FOR IMMEDIATE RELEASE
Dentists offer lots of cosmetic dentistry options, and Botox is becoming increasingly popular at dental offices. Many dentists already offer dermal fillers, and even more are considering getting into the business of facial aesthetics.
July 25, 2008 (San Francisco, California) Today’s cosmetic dentist embraces new aesthetic treatments, and more and more now offer Botox and other dermal fillers to their dental patients. One in six US dentists are already offering Botox to their dental patients, reveals a recent survey by internet dental marketing and dental practice management resource The Wealthy Dentist.
Many dentists are confused about the laws and regulations, but 27% said they would offer Botox if regulations permitted. “I didn't think it was legal for a dentist to practice this type of medicine,” said a California orthodontist. “I would consider it if regulations did not specifically preclude the procedure,” said one Tennessee dentist.
Many dentists are on the fence; 37% said they might offer Botox someday. "I have patients asking for Botox treatments. They think all dentists perform this service and would like me to start offering it in my office," said one general dentist.
Twenty percent of dentists said they would never offer these services. “Since when was Botox or Restylane injections for facial/head/neck esthetics considered dentistry?" scoffed an Ohio prosthodontist. "I’ve never seen it taught or discussed in any dental textbooks or journals. It certainly is not in the definition of dentistry that the Ohio (or probably any other state) Dental Board considers in the realm of dentistry and covered
by a dental license." “It's way beyond our scope of treatment. It is bad enough that Plastic Surgeons do this sort of thing,” agreed a Utah dentist.
“No one is better qualified to place Botox or Restylane than a dentist due to understanding facial symmetry issues. Bar none!” declared a Nevada dentist. “I think anyone professionally trained to give subcutaneous injections should be able to administer Botox within a licensed medical/dental practice,” agreed a Michigan dentist.
In addition, Botox can be a treatment for TMJ pain. "I only inject Botox for pain management," said a Massachusetts pain management dentist. "Dentists are the only practitioners qualified to inject the face and mouth for pain management." "It’s great for reducing damage to prostheses when used on masseter muscle for bruxers," agreed a Malaysia prosthodontist.
“I have an R.N. that comes into my office and offers a full range of cosmetic and laser procedures for my patients," raved a California dentist. "She has also introduced some of her long-time patients to my practice. Facial aesthetics is a nice complement to a cosmetic dental practice."
“Dentists are always on the lookout for new services to offer their patients,” said Jim Du Molin, dental consultant and founder of dental marketing resource The Wealthy Dentist. “Cosmetic dentistry is growing and growing, so it seems inevitable that some doctors would branch out into Botox.
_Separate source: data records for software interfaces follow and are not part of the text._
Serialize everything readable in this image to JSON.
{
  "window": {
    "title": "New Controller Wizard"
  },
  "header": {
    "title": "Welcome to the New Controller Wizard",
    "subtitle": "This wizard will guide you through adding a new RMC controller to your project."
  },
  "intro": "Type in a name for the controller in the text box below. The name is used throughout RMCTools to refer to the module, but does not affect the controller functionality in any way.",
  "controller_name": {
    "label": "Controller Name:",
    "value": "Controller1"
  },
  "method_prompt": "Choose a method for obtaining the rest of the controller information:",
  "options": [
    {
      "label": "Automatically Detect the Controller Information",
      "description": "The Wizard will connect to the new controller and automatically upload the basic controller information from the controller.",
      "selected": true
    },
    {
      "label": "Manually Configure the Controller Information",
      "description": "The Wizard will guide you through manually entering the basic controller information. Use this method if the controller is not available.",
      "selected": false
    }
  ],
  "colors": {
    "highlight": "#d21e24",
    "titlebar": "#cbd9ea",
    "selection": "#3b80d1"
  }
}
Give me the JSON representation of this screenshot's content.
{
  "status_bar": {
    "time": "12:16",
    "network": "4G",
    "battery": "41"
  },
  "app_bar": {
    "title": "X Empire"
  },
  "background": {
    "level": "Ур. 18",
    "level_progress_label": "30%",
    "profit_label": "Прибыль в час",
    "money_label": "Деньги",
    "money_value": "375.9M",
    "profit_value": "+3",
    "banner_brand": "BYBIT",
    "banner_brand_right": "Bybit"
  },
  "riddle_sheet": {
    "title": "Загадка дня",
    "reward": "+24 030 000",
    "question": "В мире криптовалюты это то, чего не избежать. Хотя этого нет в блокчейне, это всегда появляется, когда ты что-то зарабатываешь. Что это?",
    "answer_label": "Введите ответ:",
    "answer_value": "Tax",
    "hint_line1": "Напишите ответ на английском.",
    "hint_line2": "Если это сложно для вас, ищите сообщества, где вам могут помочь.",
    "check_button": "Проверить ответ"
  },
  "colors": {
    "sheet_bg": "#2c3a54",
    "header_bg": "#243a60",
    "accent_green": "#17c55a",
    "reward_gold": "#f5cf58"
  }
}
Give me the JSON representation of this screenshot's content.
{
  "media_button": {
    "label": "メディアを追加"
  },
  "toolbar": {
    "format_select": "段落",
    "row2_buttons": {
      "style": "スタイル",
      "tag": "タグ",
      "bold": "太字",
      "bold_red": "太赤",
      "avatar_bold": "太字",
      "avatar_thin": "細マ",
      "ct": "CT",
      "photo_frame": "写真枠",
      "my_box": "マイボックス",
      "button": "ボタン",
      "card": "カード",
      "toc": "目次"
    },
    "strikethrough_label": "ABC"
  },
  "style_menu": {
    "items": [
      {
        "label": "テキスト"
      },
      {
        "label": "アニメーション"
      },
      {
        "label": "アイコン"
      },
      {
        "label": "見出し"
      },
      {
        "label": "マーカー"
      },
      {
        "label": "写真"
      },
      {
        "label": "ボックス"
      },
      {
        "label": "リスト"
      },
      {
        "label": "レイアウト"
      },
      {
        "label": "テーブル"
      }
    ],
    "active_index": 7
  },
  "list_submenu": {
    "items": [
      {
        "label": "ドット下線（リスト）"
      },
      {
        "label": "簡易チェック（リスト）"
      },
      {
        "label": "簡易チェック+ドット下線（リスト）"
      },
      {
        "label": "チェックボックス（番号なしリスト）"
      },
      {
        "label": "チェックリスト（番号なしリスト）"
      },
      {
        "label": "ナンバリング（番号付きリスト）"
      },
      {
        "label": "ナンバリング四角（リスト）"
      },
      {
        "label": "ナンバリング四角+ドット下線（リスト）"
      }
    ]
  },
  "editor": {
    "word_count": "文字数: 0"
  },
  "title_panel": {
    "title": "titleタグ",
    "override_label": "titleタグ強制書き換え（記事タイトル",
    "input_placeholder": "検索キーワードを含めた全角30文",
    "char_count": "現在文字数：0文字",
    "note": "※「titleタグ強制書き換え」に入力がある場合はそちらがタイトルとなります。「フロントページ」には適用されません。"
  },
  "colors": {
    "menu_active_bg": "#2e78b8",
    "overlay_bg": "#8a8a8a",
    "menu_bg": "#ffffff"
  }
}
Lots of UK dentists are making
a profit from it!"
Du Molin invites readers to visit his blog at http://www.thewealthydentist.com/blog/380/botox-dental-survey/ and comment on this survey.
Visit http://www.thewealthydentist.com for more Wealthy Dentist survey results on topics such as cosmetic dentistry, dental implants, sleep dentistry, TMJ, dentistry, and braces. Plus, sign up for Jim Du Molin’s free video training program on dental website marketing.
Jim Du Molin